Monday, April 24, 2006

Iguana hunting

Iguana hunting isn’t the most common way to build a youth group, but down here, you never know what will bring people together. Last week as I was working at home, I heard a crowd of guys in front of our house. I went out to see who it was and recognized a couple of them kids I knew from town. I asked them what they were up to and they told me that they were hunting iguanas (illegal but a traditional source of food in the Afro-Caribbean diet). The showed me what they were hunting them with…sling-shots made from tree branches and rubber straps. These guys had pretty good aim, too. They had already bagged one and were on the hunt for a second one. We figured that all the hunting would give them quite an appetite so Amy suggested that I invite them back to the house when they were done to help us finish off a giant pot of soup (iguana free) that she had cooked the night before. I followed them down the road towards the river and gave them the invitation to come eat lunch whenever they finished hunting. Teenagers are teenagers no matter the culture or the part of the world, so they all accepted, decided they were done hunting and came to the house right away. We spent the next two hours hanging out with five, then six teenagers as they downed every bit of soup, bread and cookies that came their way. We had a blast getting to know them a little better and they really seemed to enjoy hanging with the gringos.

These kinds of times are essential to what we’re trying to do down here. One thing that I have come to understand is how much effort and time it takes to gain the trust of these guys. I think that many of the people in the Afro-Caribbean culture, while seeming to be very outgoing and at times, “in your face”, are actually pretty shy when it comes to interactions that are outside of their control. For example, some of the guys can be pretty boisterous and rowdy out in the water or wandering around town in a pack, but get them in a different situation, say in front of a visiting mission group, and they will either run (literally) or try to fade into the background. I think they feel like they’re on display…like a curio in a museum. I can’t say I blame them for wanting to get out of situations that are uncomfortable…I often want to do the same. I just hope that as we do small things, like feed the troops while they’re hunting iguana, we gain their trust and friendship as individuals and eventually as a team. I know these guys are going to be spending quite a bit of time at the skate-park but for now, these small times are what builds relationships and gives us opportunities to tell them about Jesus and show the that he cares about them. You won’t find it mentioned in “The Purpose Driven Youth Group”, but iguana hunting may just be the world’s most over-looked strategy for getting a group of teenagers together.

Hanging Out

Hanging out…just plain old hanging out usually isn’t too productive…by most definitions of productive. It’s interesting then that many of the best and most productive times we’ve had here in Puerto Viejo involve “hanging out”. For example, this past Sunday evening we invited almost 20 people over to our house for Easter. For much of the time, we just hung out, ate and enjoyed each other’s company. I have found that sharing a meal is one of the best ways to get to know people and, for me the other is by going surfing with them.

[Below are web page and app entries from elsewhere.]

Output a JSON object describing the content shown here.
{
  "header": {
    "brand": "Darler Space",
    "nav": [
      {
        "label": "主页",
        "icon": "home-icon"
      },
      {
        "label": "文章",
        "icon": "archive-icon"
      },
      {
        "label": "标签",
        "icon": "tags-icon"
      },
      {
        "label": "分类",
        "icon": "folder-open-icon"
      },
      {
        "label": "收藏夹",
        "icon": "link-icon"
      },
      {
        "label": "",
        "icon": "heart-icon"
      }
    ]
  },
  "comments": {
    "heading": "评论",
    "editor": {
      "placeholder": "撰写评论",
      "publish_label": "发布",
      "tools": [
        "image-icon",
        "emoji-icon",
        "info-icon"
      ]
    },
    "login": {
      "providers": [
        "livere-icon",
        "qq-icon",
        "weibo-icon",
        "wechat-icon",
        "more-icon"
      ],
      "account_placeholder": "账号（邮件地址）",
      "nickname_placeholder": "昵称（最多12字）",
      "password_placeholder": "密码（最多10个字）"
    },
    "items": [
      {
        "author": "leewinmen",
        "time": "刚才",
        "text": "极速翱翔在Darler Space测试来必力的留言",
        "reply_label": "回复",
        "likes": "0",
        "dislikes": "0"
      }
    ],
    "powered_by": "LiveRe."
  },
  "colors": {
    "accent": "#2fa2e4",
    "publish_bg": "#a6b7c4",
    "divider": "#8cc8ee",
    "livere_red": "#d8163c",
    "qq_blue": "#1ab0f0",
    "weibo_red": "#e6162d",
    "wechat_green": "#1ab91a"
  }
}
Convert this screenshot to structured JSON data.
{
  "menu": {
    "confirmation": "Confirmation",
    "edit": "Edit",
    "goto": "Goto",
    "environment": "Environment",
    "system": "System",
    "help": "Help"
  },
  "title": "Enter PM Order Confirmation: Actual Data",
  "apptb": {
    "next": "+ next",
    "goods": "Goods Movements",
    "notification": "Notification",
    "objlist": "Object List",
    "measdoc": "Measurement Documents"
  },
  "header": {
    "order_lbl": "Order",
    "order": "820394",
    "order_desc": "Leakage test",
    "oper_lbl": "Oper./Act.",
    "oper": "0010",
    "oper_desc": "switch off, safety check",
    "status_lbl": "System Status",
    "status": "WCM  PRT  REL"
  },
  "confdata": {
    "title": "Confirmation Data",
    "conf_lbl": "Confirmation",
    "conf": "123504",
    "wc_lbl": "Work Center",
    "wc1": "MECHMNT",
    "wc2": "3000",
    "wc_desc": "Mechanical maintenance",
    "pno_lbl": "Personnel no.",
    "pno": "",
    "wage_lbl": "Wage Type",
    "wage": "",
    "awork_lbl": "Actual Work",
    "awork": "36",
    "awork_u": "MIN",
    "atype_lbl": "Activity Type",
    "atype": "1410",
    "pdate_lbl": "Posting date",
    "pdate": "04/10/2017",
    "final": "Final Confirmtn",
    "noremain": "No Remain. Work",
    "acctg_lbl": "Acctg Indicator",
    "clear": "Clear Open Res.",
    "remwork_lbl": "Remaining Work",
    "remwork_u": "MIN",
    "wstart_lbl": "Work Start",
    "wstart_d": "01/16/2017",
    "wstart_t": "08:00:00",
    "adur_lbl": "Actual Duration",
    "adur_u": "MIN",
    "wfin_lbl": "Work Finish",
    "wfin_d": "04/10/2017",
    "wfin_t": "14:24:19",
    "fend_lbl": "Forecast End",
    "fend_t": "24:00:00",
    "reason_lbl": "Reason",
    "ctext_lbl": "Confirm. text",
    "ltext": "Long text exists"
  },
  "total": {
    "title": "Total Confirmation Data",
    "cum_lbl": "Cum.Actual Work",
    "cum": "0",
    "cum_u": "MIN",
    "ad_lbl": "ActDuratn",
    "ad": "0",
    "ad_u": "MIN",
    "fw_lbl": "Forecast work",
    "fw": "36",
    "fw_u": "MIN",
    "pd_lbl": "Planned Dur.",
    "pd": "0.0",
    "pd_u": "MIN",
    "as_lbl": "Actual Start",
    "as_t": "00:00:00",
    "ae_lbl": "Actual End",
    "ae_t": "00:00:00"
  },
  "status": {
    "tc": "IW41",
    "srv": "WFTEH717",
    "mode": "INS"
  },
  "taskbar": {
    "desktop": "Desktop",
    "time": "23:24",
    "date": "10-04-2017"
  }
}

Anyway, Easter Sunday night we spent a lot of time hanging out and getting to know each other better. It was a very mixed crowd, representing four different cultures and a wide variety of religious backgrounds. One of the guys that came is named Patrick. Patrick is the subject of a book entitled “In Search of Captain Zero” which was written by one of Patrick’s friends that went looking for him several years after Patrick had moved away from Long Island. It’s an interesting book…pretty rough reading in parts due to the language, etc… but I found it really interesting and in some ways, I felt like I knew Patrick before we even met him. Throughout the book, the author recounts various details of his life as he and his buddy Patrick, traveled around the world surfing, running drugs (crazy stories) and avoiding death on numerous occasions. These flashbacks are interspersed with accounts of things that take place along the way as Alan searches for his old friend.

It’s pretty interesting that Patrick is now living in a tent pretty much right in front of our house. This has given us an opportunity to really get to know him. He’s pretty solitary, but he loves kids and dogs and we have both. He also comes by to fill up his water bottles regularly. Well, one day last week, Amy invited him to spend Easter with us and he accepted. That night, he enjoyed the warmth of a family, a good potluck dinner and he also heard the gospel presented in a very straightforward, simple manner. Patrick listened, made some comments from time to time, and really seemed to enjoy himself. I know he’s not a Christian (he’ll happily tell you that himself) but I also know that God loves him very much and wants to change him from the inside out. Figuratively, God’s calling Patrick out of the tent in the woods and into the warmth of a house, with a family that cares about him.

Please pray that we’ll have more opportunities to hang out with Patrick…really getting to know him. Pray that God will work in his life and that he will one day experience everything that God has in store for him…forgiveness, new life, restoration. There’s lots of “Patricks” down here. God willing, we’ll continue to meet them and show them that there is a God who cares for each of them personally.